The Cold War Isn’t Back. So Don’t Think Like It Is.
Being Bulgarian, I can tell you that international news media cover elections in small European countries the same way a literature professor reads a spy novel during a summer holiday: It’s a pleasant diversion, but one quickly forgets the characters, and it doesn’t really matter if the narrative gets scrambled. Normally, this is not a problem, but it can become one next year.
In 2017 there will be elections not only in Germany, France and the Netherlands but also most likely in Greece, Italy and, again, Bulgaria. This will be a moment of truth for Europe. Social media is being invaded by fake news and conspiracy theories, while mainstream outlets are obsessed with the Kremlin’s interference in the electoral politics of Western democracies. Moscow’s meddling has become a universal explanation for everything that happens on Europe’s periphery and, it seems, elsewhere, too. So it’s critical that people get the story right. But that will not be easy.
Take the November presidential elections here in Bulgaria: The international news media portrayed the victory of Rumen Radev, a United States-trained Air Force general who ran as an independent, as yet another triumph for President Vladimir V. Putin of Russia, and further proof of his growing influence in Eastern Europe. That the Bulgarian election more or less coincided with Moldova’s, in which a Russia-backed candidate won, as well as the reports of a failed pro-Russian coup attempt in Montenegro, led many to the conclusion that Russia was regaining its traditional sphere of influence.
以保加利亚11月举行的总统选举为例：以独立候选人身份参选的鲁门·拉德夫(Rumen Radev)是一名接受过美国训练的空军上将，但国际新闻媒体却把他的胜选描绘成俄罗斯总统弗拉基米尔·V·普京(Vladimir V. Putin)的另一场胜利，并称此事进一步证明他在东欧的影响力越来越大。保加利亚的选举或多或少与摩尔多瓦的选举——俄罗斯支持的一名候选人获胜——同期举行，这个事实连同黑山一场亲俄罗斯政变失败的报道，促使很多人断定俄罗斯正在收复其传统势力范围。
Is that really the case?
Foreign policy was hardly the critical concern for the majority of Bulgarians who cast ballots. And truth be told, Moscow’s influence isn’t creeping into Bulgaria — it’s long been here. A vast majority of Bulgarians value their membership in NATO and, even more, the European Union. But for historical and cultural reasons, most prefer not to see Russia as an enemy. So, unsurprisingly, both General Radev and his center-right opponent advocated lifting sanctions on Russia and improving relations with Moscow.
I share this Bulgarian story because the debate over the Kremlin’s alleged interference in the United States’ presidential election has revived a Cold War framework for understanding the world. Political outcomes in small countries tend to be explained as a zero-sum game between Russia and the West. There are three major problems with this approach.
First, it confuses more than it clarifies. In the 1970s and ‘80s a number of third-world nationalists were caricatured by the West as Communists, despite the fact that they were focused on fighting for independence, not Soviet Communism. The United States and its allies wasted energy warring with them. But misrecognizing nationalists as Communists sometimes became a self-fulfilling prophecy: After being labeled Communist, many of the third-world revolutionary governments indeed became pro-Soviet. The moral is that we should not be surprised if the constant labeling of populist parties and leaders in Europe as “pro-Russian” turns them into the Kremlin’s friends.
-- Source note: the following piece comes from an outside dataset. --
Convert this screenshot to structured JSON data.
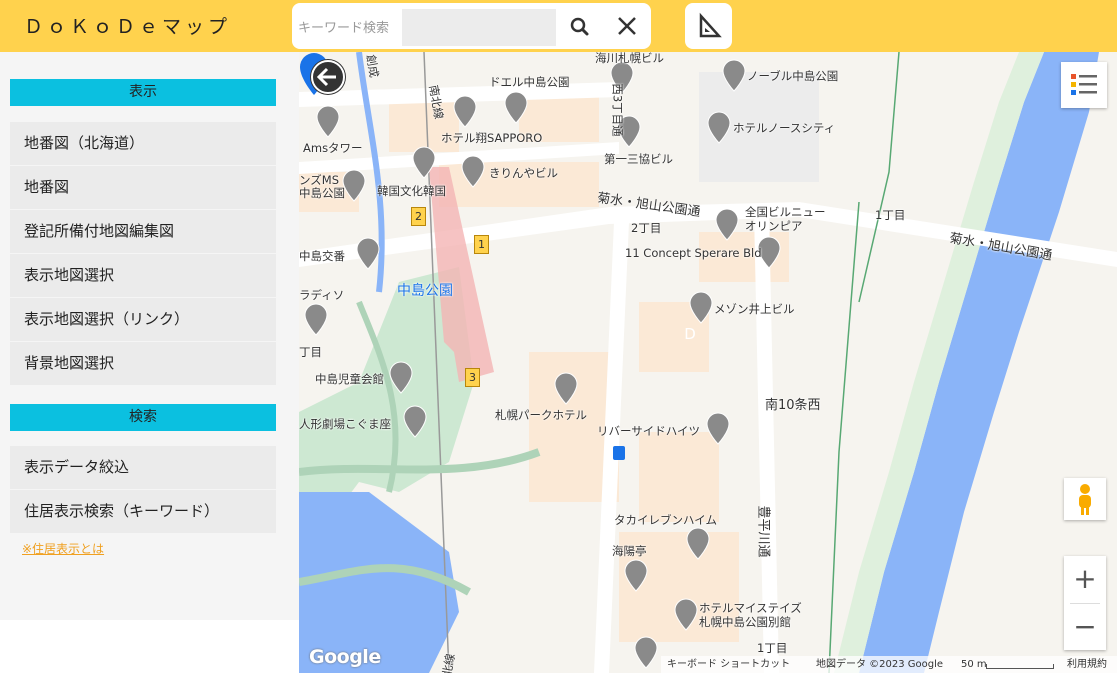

Second, the return of the Cold War narrative is becoming a factor in Russia’s growing international influence. The West’s current obsession with Mr. Putin is at the heart of the Russian president’s newly discovered soft power. If Moscow, as so much of the news media suggest, can really rig the American elections, how could a small Bulgaria, or for that matter even France, trust that anybody but the Kremlin would decide who the next president would be? Russia’s power of attraction today is rooted not in its ideology but in its powerful image. If you believe Mr. Putin’s most zealous opponents, he is winning all the time.
Finally, in a globalized world, foreign interference in elections is unavoidable. Private citizens — and not only governments — hack email accounts, spread fake news and conspiracy theories, and try to destroy the reputation of foreign leaders. Lone hackers and tiny rogue political groups can easily crash the servers of electoral commissions around the world. We are entering a period in which disruption is becoming an international contest, and many seek money and glory by demonstrating their ability to sow chaos beyond their borders. The Cold War narrative ignores this new reality because it tends to see any subversive activity as the work of states. A result is a growing risk of overreaction and conflict. In the world of mutually assured disruption, more than ever before what matters is the capacity to distinguish between state-inspired and state-run subversion.
So if we do not want 2017 to become, like 1917, a Russian year in history, the news media would be wise to shy away from grand, continentwide story lines that explain everything and look instead for the details that at least explain something. In the end, even in the age of global media, politics remains local.